Update 1/19: An Immigrations and Customs Enforcement Agency spokeswoman has given this statement to the Globalist:
“At this time, U.S. Immigration and Customs Enforcement (ICE) is reviewing Mr. Okere’s case to determine the appropriate next steps.”
This means, she clarified, that ICE has not decided to deport Okere as of yet.
Around 1000 people gathered in Garfield High School’s gymnasium on Monday to celebrate the life and legacy of Dr. Martin Luther King Jr., before marching across Capitol Hill in the thick of the snow.
King’s clarion call for equality and justice rings as strong today as it did in 1968, around the world and here at home.
In 1991, Nigerian journalist Nwogu Okere was killed for exposing corruption in his country. While King was shot and killed as he exited a hotel room, police gunned down Okere as he stepped out of his car.
The US State Department called it an “extrajudicial killing.” His wife ran away, carrying their one-year-old son.
That child, Al Okere, is now a 21-year-old Seattle-area pre-med student. He took to the stage at Garfield during the MLK rally.
Speaking softly as he leaned over the mic, he calmly told the story of his murdered father and his deported mother.
Now Okere is facing deportation to Nigeria as well. “If they send me there, my life’s threatened,” he told the crowd. He says his mother is in hiding. He tells his story in this video:
“I’m terrified about going back to Nigeria. I’d either be killed or I’ll have to live in hiding like my mom,” Okere said. “My entire life is here. It would be like the end of my life.”
Okere was brought to the United States at age 5 by his mother on a tourist visa. He says their asylum case was denied because poor legal representation caused them to miss a court-appointed meeting.
(The Globalist has asked ICE to comment on Okere’s case. A spokesperson said the agency will release a statement Tuesday.)
For years Okere been advocating for the DREAM Act, which would provide undocumented young people the chance to go to school or join the military and obtain citizenship.
“The DREAM act means everything to me. It’s for people in my situation. It’s about people who’ve been here, who never committed a crime,” he said.

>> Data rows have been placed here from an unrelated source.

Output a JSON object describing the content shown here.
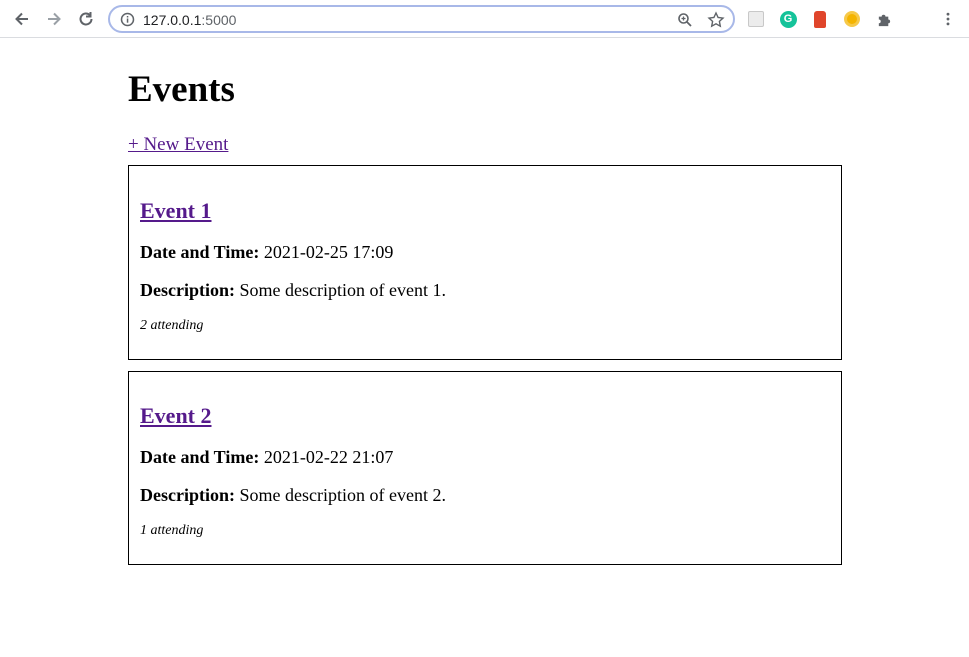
{
  "browser": {
    "url_host": "127.0.0.1",
    "url_port": ":5000"
  },
  "page": {
    "title": "Events",
    "new_event_label": "+ New Event"
  },
  "events": [
    {
      "title": "Event 1",
      "datetime_label": "Date and Time:",
      "datetime": "2021-02-25 17:09",
      "description_label": "Description:",
      "description": "Some description of event 1.",
      "attending": "2 attending"
    },
    {
      "title": "Event 2",
      "datetime_label": "Date and Time:",
      "datetime": "2021-02-22 21:07",
      "description_label": "Description:",
      "description": "Some description of event 2.",
      "attending": "1 attending"
    }
  ],
  "icons": {
    "back": "arrow-left-icon",
    "forward": "arrow-right-icon",
    "reload": "reload-icon",
    "info": "info-icon",
    "zoom": "zoom-icon",
    "bookmark": "star-icon",
    "extensions": [
      "extension-grey-icon",
      "grammarly-icon",
      "extension-red-icon",
      "extension-orange-icon",
      "puzzle-icon"
    ],
    "menu": "kebab-menu-icon"
  },
  "colors": {
    "link_visited": "#551a8b",
    "omnibox_border": "#a8b8e8",
    "grammarly": "#15c39a",
    "ext_red": "#e0452b",
    "ext_orange": "#f4b400"
  }
}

Carolyn Thurston, the director of the Student Transitions and Academic Resources program at Central Washington University, calls Okere a “pretty remarkable” student. She said he maintains a 4.0 grade point average. “He’s an amazing student who has worked very hard.”
Her program is for students who are “not admissible, for one reason or another. They don’t look good on paper.” Okere has been ineligible for financial aid because of his non-citizenship, Thurston says. His family has had to pay all of the rising tuition costs.
“I’m concerned that they have been separated for all these years,” Thurston told the Globalist, referring to Okere and his mother, Rosemary. “I also think of what kind of life he’ll have he can’t complete his education, after he’s come so far.”
She called the prospect of his deportation “outrageous.”
Okere says, he “absolutely” thought he was going to be detained and deported before he spoke during the Martin Luther King day rally on Monday.
“But I’m more hopeful now,” he said. “I feel like I’m getting a lot of support. It’s a better situation than it was a couple of days ago.”
He likened his father to Martin Luther King Jr.: “He spoke from the heart and was trying to stand up for justice.”
Now, he wants people to “keep their minds open and help – not just for me, but for others who are in situations like mine…It’s not right to just deport people, to end their whole lives as they know it in America.”
This post initially misstated Okere’s age as 19 and the year his father was killed as 1992. Thanks to commenter Tim!